Bogotá, November 30, 2023 (PAHO) – Regarding the approval process of vaccines against COVID-19, the Pan American Health Organization (PAHO) indicates that the vaccines used in Colombia are included in the WHO emergency use list (EUL). These vaccines have phase 1-3 results (immunogenicity, safety, efficacy against hospitalization and death) at the time WHO granted prequalification and the SAGE (WHO Scientific Advisory Group of Experts for Vaccines and Immunizations) committee made the recommendation.
The Emergency Use Listing (EUL) procedure evaluates the suitability of new medical devices during public health emergencies. The goal is to make medicines, vaccines and diagnostic tests available as quickly as possible to address the emergency, while respecting strict safety, efficacy and quality criteria. The evaluation weighs the threat posed by the emergency, as well as the benefit that using the product would entail against the possible risks.

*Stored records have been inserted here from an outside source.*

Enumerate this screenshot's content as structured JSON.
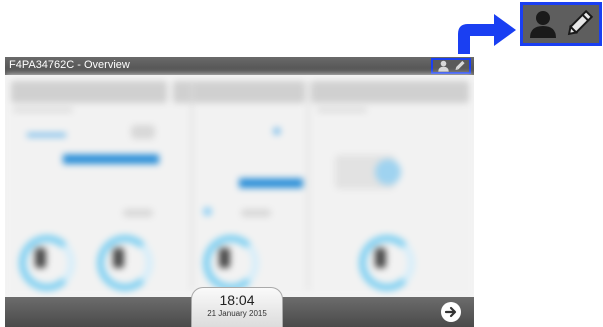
{
  "window": {
    "title": "F4PA34762C - Overview"
  },
  "header": {
    "user_icon": "user-icon",
    "edit_icon": "pencil-icon"
  },
  "footer": {
    "time": "18:04",
    "date": "21 January 2015",
    "next_icon": "arrow-right-circle-icon"
  },
  "callout": {
    "arrow_color": "#1a3ff2",
    "user_icon": "user-icon",
    "edit_icon": "pencil-icon"
  },
  "colors": {
    "accent": "#2a8fd8",
    "highlight_border": "#1a3ff2",
    "bar": "#555555"
  }
}
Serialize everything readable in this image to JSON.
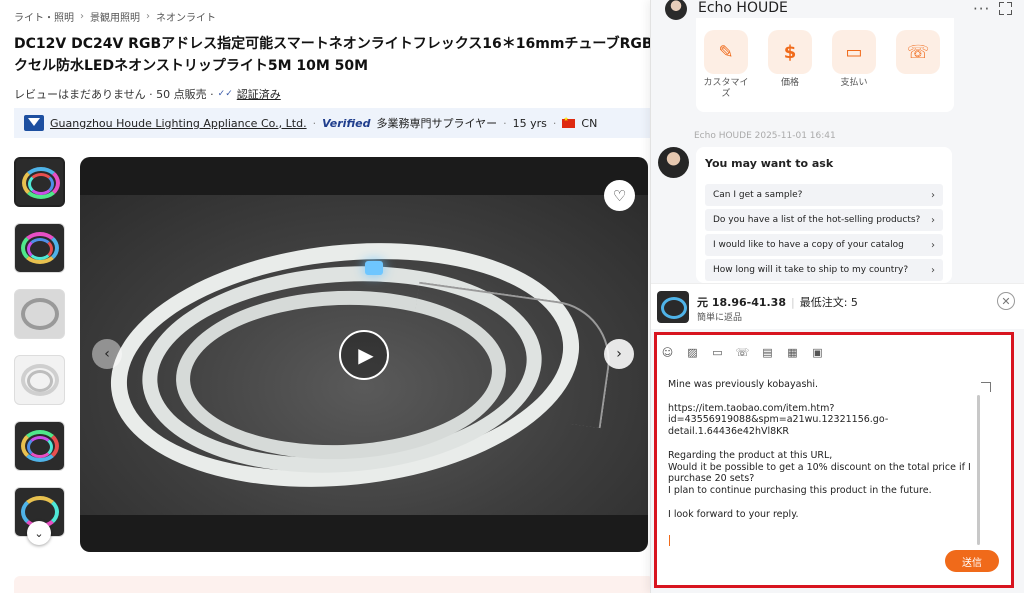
{
  "breadcrumb": [
    "ライト・照明",
    "景観用照明",
    "ネオンライト"
  ],
  "product": {
    "title_line1": "DC12V DC24V RGBアドレス指定可能スマートネオンライトフレックス16＊16mmチューブRGBピ",
    "title_line2": "クセル防水LEDネオンストリップライト5M 10M 50M",
    "review_text": "レビューはまだありません · 50 点販売 ·",
    "verified_mark": "✓✓",
    "verified_label": "認証済み"
  },
  "supplier": {
    "name": "Guangzhou Houde Lighting Appliance Co., Ltd.",
    "verified": "Verified",
    "type": "多業務専門サプライヤー",
    "years": "15 yrs",
    "country": "CN"
  },
  "chat": {
    "contact_name": "Echo HOUDE",
    "quick_actions": [
      {
        "label": "カスタマイズ",
        "icon": "wrench-icon",
        "glyph": "✎"
      },
      {
        "label": "価格",
        "icon": "dollar-icon",
        "glyph": "$"
      },
      {
        "label": "支払い",
        "icon": "card-icon",
        "glyph": "▭"
      },
      {
        "label": "",
        "icon": "headset-icon",
        "glyph": "☏"
      }
    ],
    "message_time": "Echo HOUDE  2025-11-01 16:41",
    "ask_title": "You may want to ask",
    "ask_items": [
      "Can I get a sample?",
      "Do you have a list of the hot-selling products?",
      "I would like to have a copy of your catalog",
      "How long will it take to ship to my country?"
    ],
    "product_price": "元 18.96-41.38",
    "product_moq": "最低注文: 5",
    "product_easy": "簡単に返品",
    "draft": "Mine was previously kobayashi.\n\nhttps://item.taobao.com/item.htm?\nid=43556919088&spm=a21wu.12321156.go-\ndetail.1.64436e42hVl8KR\n\nRegarding the product at this URL,\nWould it be possible to get a 10% discount on the total price if I\npurchase 20 sets?\nI plan to continue purchasing this product in the future.\n\nI look forward to your reply.",
    "send_label": "送信"
  },
  "colors": {
    "accent": "#f06a1a",
    "highlight_border": "#d8141f",
    "supplier_band": "#eef3fb"
  }
}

The EUL procedure involves a rigorous evaluation of data from late-stage Phase II and Phase III clinical trials, as well as important additional data on safety, efficacy, quality, and a risk management plan. These data are reviewed by independent experts and WHO teams who consider the current body of evidence on the vaccine in question, plans to monitor its use, and plans to conduct additional studies. As part of the EUL procedure, the company producing the vaccine must commit to continuing to generate data on its quality, safety and effectiveness. WHO/PAHO regularly reviews the evidence and SAGE makes new recommendations or adjusts existing ones.
Vaccination, in conjunction with other infection control measures, reduced the impact on deaths and hospitalizations from COVID-19 in the world and remains a key tool to avoid severe disease, especially in high-risk priority groups. Today the different technical advisory groups on vaccination of the WHO and PAHO, and regulatory agencies recommend the reinforcement of vaccines against COVID-19, especially for health workers, pregnant women, people with comorbidities, immunosuppressed people and adults over 60. years.